Some of the birds spotted here are the painted stork, woolly-necked stork, river tern, black-headed ibis, Indian shag, great stone plover, lesser whistling duck, stork-billed kingfisher, cormorant, heron, etc. Common palm civets, flying fox, gray mongoose and monitor lizards are among the fauna here. More easily spotted are the crocodiles which are aplenty here and the sight of these creature sunning themselves on the land is a big draw for visitors and a perfect photo-op too. Ranger-guided boat tours are the ideal way to explore Ranganathittu Bird Sanctuary. We took a slow ride, gliding past somnolent crocodiles and a vast variety of birds on the waters and in the branches of trees, some of which we managed to capture in our cameras.
Seringapatam is a popular destination in Karnataka given its magnificent temples and monumental forts. Known as a design marvel, the city is protected from all sides by a stone fort. The fort is designed in a typical French defense style of architecture and has huge bastions, fort walls and even secret passages. The city shines in every corner as the architecture in every inch of the city is uniquely crafted.

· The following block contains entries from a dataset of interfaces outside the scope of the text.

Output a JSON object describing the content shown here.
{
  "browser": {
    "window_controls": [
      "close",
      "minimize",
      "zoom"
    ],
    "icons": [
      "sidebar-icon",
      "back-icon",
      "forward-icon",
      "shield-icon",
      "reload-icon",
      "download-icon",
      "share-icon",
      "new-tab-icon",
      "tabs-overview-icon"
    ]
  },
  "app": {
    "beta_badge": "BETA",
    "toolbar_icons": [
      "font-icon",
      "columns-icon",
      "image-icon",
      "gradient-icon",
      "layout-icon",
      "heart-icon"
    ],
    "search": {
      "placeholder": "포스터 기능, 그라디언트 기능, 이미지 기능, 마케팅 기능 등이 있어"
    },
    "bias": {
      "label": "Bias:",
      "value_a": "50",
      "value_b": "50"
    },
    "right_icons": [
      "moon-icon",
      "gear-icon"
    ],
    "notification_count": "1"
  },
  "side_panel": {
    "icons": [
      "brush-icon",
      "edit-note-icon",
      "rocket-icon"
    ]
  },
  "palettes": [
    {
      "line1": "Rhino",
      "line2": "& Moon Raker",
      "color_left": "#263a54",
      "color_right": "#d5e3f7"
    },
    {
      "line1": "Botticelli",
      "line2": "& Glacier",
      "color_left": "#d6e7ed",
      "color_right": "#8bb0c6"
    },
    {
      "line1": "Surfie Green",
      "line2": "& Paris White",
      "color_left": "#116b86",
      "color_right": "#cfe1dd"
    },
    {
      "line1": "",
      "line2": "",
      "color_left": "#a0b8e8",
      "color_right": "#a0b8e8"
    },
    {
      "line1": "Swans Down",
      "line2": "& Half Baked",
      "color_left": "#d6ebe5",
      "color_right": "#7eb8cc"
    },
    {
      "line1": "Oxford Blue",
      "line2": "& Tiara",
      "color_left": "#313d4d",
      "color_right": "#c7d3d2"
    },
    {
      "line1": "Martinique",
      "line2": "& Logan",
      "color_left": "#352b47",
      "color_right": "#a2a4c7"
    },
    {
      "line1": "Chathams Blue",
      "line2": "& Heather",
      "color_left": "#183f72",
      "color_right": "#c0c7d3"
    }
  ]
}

One of the must-visit monuments on any tour to Karnataka is the double-walled Seringapatam Fort. Featuring four gates Bengaluru, Mysuru, Delhi and Water and Elephant gates – there are two dungeons within the fort precincts, where prisoners were held captive